Creating a believable character is tricky process. It helpful to remember that real people aren't consistent, that we have bad days and good days. Some of us even have beliefs and facets of ourselves that conflict. A fearsome orc warrior could also be an avid gardener, for example. Don't limit your view of your character to those things likely to come up in an average conversation either. While you may never speak of a given habit or incident, it subtly informs all of your role-playing, making the character seem more alive.

The most important part about being IC, however, is maintaining a balance between you and your character. It is good to put some emotional distance between your character and yourself. Always remember that the successes and setbacks of your character aren't yours. This isn't a game with winners and losers, it's a form of improvisational theater. Your character can fail miserably and have their life completely destroyed, while the rest of us will congratulate you on how well you played it.

Playing well with others

What makes role-playing wonderful is the interaction with the other players. A good role-playing session is a cooperative enterprise. It requires that all the players work together to create a scene. Because players do not go into a scene with the same ideas, everyone in a scene has to work to maintain the scene's equilibrium. By this it is meant that each player should try to balance their desire to push forward their own agenda with the right of the other players to express themselves and promote their own ideas.

Some of the worst role-playing occurs when a player goes off on their own, acting without respect for the other players' ideas. For example, I've seen a character emote that they jumped up, ran across the square, and plunged a dagger into someone's back. Such behavior is obviously ridiculous. I'm not saying that you can't do something that is detrimental to another character, but it needs to be done in concert with that player.

Goals and the art of being proactive

There are multiple levels of goals when you role-playing. First and most basic are the character's goals. The character may want power, love, money, revenge, a warm place to sleep. These are fairly easy to come up with and act out. Second, and more interesting, are your goals as a player. Rp'ing the character well is the most obvious of these, but there are an infinite number of others. These tend to be centered around exploring the character and putting the character in interesting situations. Finally, there are goals for the mud as a whole, the basic plot lines and places we want the world to go. Most of these are set by the Imms but sometimes the actions of your character can shift the whole world, bringing different factions into alignment and creating wonderful role-playing opportunities for everyone.

One of the signs of good role-player is that they don't wait for any of these goals to fall into their lap. Instead they create situations for role-playing instead of waiting for them. This is easy to say but fairly hard to do. Here are some examples of what one could do to spark role-playing:

Lose something and see how many people will help you to find it. Find a lost object and try to return it to its owner. Have a vision or a dream and try to convince others to join you on a quest. Lose all your money gambling and go ask another player for a loan. Realize that you are broke and try to get a job...or start a business on your own.

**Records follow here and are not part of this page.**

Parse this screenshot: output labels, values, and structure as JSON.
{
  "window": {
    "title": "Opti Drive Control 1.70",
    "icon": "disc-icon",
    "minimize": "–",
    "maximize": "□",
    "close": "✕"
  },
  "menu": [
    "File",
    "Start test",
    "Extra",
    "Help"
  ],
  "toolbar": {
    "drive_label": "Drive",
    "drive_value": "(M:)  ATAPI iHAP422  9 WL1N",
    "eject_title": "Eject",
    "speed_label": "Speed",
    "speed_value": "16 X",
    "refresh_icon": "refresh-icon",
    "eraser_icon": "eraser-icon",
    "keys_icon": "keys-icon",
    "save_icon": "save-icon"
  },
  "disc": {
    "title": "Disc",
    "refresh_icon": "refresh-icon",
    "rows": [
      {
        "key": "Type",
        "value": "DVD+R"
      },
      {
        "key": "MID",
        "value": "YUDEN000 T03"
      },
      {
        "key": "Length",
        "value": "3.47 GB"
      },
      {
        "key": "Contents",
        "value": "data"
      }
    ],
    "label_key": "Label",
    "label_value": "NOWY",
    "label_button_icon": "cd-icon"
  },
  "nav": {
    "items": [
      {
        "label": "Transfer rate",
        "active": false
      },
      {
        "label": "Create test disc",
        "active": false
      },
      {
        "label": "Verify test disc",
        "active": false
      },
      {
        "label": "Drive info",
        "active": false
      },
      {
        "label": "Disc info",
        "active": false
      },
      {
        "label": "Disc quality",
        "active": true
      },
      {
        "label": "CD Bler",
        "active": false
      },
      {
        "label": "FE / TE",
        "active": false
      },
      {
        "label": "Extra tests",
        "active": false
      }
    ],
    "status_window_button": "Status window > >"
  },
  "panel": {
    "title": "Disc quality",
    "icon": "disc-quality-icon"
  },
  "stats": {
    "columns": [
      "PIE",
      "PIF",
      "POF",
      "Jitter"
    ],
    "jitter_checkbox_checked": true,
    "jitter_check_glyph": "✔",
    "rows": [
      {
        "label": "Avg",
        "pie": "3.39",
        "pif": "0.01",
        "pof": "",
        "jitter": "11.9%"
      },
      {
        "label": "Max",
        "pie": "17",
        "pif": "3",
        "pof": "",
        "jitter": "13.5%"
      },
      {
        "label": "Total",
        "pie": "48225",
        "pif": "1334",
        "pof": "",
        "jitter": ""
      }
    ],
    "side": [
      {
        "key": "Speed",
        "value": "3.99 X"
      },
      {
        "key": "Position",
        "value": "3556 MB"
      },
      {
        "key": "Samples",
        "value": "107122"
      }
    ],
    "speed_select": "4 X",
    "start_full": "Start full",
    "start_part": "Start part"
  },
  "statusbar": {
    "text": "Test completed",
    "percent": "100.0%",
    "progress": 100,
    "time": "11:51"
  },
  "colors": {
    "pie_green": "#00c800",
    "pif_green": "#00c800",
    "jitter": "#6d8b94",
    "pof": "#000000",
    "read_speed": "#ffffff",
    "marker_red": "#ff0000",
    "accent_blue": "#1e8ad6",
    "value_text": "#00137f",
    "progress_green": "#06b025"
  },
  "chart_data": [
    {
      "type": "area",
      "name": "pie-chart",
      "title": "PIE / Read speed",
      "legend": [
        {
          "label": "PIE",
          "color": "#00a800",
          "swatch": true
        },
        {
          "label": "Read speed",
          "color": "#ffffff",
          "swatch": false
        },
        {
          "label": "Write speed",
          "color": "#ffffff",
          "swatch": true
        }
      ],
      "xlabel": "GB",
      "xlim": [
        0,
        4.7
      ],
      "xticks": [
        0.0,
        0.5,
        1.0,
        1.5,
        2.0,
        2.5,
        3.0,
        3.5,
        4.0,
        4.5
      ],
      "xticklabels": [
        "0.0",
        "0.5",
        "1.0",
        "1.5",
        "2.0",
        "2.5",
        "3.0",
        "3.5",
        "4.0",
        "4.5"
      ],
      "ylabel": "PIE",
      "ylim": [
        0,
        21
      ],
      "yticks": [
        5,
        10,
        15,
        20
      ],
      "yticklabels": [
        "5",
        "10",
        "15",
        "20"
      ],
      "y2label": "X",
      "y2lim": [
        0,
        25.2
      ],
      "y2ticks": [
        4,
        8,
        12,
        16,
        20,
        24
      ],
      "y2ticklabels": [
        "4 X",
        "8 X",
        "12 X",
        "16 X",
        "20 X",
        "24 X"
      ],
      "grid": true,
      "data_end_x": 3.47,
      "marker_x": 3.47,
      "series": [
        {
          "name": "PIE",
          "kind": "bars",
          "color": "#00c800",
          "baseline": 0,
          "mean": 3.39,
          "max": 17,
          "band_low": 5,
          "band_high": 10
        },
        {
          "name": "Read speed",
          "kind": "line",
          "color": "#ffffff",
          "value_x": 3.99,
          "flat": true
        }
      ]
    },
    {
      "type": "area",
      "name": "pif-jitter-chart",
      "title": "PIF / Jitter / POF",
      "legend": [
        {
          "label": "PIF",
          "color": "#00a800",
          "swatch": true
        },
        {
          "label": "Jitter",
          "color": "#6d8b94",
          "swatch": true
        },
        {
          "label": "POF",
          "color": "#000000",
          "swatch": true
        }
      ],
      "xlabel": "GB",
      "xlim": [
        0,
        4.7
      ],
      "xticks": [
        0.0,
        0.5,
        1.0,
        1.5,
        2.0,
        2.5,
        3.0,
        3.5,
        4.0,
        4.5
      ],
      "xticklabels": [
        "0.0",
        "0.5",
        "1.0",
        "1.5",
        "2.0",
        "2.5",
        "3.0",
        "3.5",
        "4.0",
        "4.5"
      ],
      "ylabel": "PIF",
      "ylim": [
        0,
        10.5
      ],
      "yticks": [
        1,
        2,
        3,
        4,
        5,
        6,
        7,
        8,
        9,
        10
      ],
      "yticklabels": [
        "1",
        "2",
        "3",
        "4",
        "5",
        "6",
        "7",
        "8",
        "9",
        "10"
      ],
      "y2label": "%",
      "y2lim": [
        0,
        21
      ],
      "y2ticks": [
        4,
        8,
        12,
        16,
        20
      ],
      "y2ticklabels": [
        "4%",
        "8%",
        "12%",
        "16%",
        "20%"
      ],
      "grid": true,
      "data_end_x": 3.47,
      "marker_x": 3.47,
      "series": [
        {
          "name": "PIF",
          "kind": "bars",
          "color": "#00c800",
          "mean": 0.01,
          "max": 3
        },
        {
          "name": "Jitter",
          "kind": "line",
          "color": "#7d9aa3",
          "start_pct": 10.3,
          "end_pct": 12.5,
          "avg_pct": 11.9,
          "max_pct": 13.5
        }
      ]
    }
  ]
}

The common thread here is that you are making up a tiny bit of the plot, rather than just reacting to everyone else. This is not to say you should ignore the rest of the empire and live in your own little plot world, but that you can balance action and reaction to create realism. One of the telltale signs of a good role-player is how well they weave their plots and ideas into those of the rest of the mud.

Jarok from Aarinfel mud, which is a strong role playing mud set in the time of elves and dwarves.